“When we first went to five years, the United Kingdom [excluding Northern Ireland] went to 12 months but now they have years of data and their deferral looks fine,” she says. “We look at what happens on the international stage and their experience will tell us what we can do. It looks like a perfectly reasonable step for us to make.

On May 12, the US Food and Drug Administration (FDA) unveiled a new policy that would replace its own lifetime ban on gay blood donation with a one-year deferral. The FDA cited evidence from other countries that have adopted a similar policy, such as Argentina, Australia, Brazil, Hungary, Japan, Sweden and the United Kingdom.

US Representative Mike Honda, a long-time supporter of LGBT rights and a California Democrat, denounced the FDA’s proposal in a press release, saying that a new blood policy should focus on behaviour — not orientation.

“While I am glad the FDA finally issued new draft guidance, it falls short of what our country needs — and deserves,” Honda states. “The Williams Institute at UCLA estimates this revised policy will continue to exclude over 2 million men whom otherwise would be eligible to donate, depriving our hospitals of nearly 300,000 pints of blood. I will continue to work with my colleagues in Congress, and in my district, to get the FDA to recognize this policy for what it is: an outdated, orientation-based view of gay and bisexual men.”
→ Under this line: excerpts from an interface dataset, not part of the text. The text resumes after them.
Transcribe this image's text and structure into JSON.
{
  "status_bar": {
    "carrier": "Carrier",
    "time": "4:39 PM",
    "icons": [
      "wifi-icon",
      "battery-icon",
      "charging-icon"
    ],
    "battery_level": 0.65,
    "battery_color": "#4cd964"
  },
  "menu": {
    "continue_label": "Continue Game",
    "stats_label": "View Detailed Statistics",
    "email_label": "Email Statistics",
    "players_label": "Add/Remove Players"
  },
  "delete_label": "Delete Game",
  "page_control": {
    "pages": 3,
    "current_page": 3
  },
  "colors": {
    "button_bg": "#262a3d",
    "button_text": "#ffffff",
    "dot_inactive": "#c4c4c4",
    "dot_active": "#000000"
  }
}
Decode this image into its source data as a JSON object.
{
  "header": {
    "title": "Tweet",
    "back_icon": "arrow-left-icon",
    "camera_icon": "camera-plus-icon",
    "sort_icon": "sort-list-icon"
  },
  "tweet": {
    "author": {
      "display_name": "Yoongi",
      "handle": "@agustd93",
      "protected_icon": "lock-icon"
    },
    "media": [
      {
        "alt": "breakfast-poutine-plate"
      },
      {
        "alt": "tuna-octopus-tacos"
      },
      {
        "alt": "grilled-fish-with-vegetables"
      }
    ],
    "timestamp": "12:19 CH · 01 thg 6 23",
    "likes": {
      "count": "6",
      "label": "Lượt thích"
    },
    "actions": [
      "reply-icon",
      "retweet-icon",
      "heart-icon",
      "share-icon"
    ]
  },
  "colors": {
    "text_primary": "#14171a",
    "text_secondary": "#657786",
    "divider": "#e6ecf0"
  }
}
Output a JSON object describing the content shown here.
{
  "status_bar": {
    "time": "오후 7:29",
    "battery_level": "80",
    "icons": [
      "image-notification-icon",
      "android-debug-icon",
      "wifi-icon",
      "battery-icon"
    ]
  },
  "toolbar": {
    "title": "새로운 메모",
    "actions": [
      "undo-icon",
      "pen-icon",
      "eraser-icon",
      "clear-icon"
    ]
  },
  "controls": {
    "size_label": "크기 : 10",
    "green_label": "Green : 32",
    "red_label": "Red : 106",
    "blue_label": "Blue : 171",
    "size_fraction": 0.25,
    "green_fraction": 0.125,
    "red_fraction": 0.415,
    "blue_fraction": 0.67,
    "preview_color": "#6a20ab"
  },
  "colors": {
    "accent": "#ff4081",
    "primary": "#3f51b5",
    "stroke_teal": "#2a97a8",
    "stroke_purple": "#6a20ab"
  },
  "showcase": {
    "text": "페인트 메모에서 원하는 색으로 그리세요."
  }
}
Jody Jollimore, program manager at Vancouver’s Health Initiative for Men, says a one-year deferral is a step in the right direction for CBS, but that it still assumes that all gay sex is somehow risky.

“We know that that’s not the case,” he says. “Gay men are having sex every day that does not risk HIV transmission and those people should not be discriminated against when giving blood.”

He says gay men are “very responsible actors” with respect to HIV prevention, and echoes Honda’s call for a behaviour-based donation criteria.

“Not all gay men have anal sex, which means that if you’ve given a blowjob in the last year you are not able to give blood — and that doesn’t make sense when we know that there’s a very low risk for HIV transmission with blowjobs. And we know a lot of gay men who have anal sex use condoms and only have sex with one partner. A one-year deferral still excludes a lot of people.”